Amanda Susskind, the ADL’s regional director, said the hate crimes report was particularly troubling because total incidents increased significantly while general crime was falling and because anti-Jewish attacks accounted for 10 percent of all reported incidents. She attributed the uptick, in part, to the social acceptability of previously unacceptable rhetoric.
“There is a campaign to make hate hip,” Susskind said.
The Commission on Human Relations report only cites two of the anti-Semitic complaints it learned of: a Jewish home in Beverly Hills was tagged with a swastika and a Jewish home in San Dimas was egged and toilet papered and then harassed with phones calls, including one in which the caller said, “You Jew! It’s going to be the Holocaust all over again.”
Since the beginning of 2008, there have already been several notable anti-Semitic attacks, all in the San Fernando Valley. In January, “F—k” Jews” and “Burn Jews” was spray-painted on the walls outside of four Encino and Tarzana homes. Molotov cocktails were thrown the following month at The New JCC at Milken in West Hills and the nearby home of a Jewish family, where a mezuzah was also torn from its doorpost. And, in April, a 59-year-old Orthodox man, who had just finished observing the Sabbath, was attacked while walking in North Hollywood.

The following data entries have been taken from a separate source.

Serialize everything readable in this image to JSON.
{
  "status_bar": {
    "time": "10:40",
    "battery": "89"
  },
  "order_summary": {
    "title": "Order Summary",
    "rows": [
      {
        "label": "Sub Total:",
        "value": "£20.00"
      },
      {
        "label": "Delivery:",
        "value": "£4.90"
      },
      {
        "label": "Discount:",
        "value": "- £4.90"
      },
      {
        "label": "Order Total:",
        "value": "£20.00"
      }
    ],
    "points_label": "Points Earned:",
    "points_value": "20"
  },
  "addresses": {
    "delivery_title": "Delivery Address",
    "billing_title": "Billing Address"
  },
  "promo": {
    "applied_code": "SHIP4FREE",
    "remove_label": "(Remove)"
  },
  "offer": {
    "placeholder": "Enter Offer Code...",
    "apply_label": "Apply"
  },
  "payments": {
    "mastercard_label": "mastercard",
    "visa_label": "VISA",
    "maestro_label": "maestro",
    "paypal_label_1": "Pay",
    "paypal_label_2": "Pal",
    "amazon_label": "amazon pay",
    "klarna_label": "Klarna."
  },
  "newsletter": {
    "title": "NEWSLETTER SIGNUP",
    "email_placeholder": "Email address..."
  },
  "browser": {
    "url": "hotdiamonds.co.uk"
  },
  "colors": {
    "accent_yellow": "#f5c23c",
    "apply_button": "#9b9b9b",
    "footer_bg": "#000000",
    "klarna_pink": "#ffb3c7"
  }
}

— Brad A. Greenberg, Senior Writer
Federation Looks to Fund Nonprofit Real Estate Projects
The Jewish Federation of Greater Los Angeles is now accepting applications from Jewish nonprofits seeking funding for real estate development. Grants, which can be used for any brick-and-mortar projects, will total $300,000, ranging from $25,000 to $100,000 for each approved organization.
The recipient’s last year, the first time the grants were awarded by the Real Estate Principals Organization (RPO) of the Federation’s Real Estate and Construction Division, were CSUN Hillel, Gateways Hosptial and Mental Health Center, Hebrew Union College-Jewish Institute of Religion, Kadima Heschel West Middle School and the Shalom Institute.
“Maintaining functional and appealing Jewish community buildings and spaces is an important part of ensuring the vitality of Jewish life,” the grant application states. “Historically, buildings have been seen as one measure of a Jewish community’s permanence: when buildings are erected, it establishes Jewish community presence.”
The division, the most successful of the Federation’s business divisions, exists to provide financial, technical and strategic resources to Jewish organizations. The RPO is made up of leaders in local real estate whose expertise is at least as valuable as the funds they donate, said Jodi Berman, who as vice president of leadership development oversees the real estate funding program.
“Synagogues are in buildings, agencies are in buildings,” Berman said. “They all have to deal with real estate issues.”
Shalhevet Director Attends Leadership Seminar in Israel
Cecile Wizenfeld, director of admissions and early elementary education at Shalhevet School, recently attended the Principal’s Program, a 10-day seminar organized by Bar Ilan University’s Lookstein Center for Jewish Education in the Diaspora. Wizenfeld, who has worked for more than 30 years in Jewish day schools, was one of 18 North American educational leaders chosen to participate. Over the course of the program the participants engaged in workshops to discover how they engage with students and how their institutions could improve.
“What makes this seminar particularly unique and exciting is the hands-on involvement of each participant,” said Deborah Court, director of the Principals’ Program. “As a result, the principals go home with new ideas and real tools with which to initiate school improvement within the context of their unique school culture.”
The educators will reconvene in February to discuss how the projects and improvements they initiated at their schools are progressing.
“It wasn’t just about us as principals, it was about us, how we could bring these tools to people that we work with. It was beautiful, it was amazing, it was inspiring, I’m still reeling from it,” Wizenfeld said.
— Jina Davidovich, Contributing Writer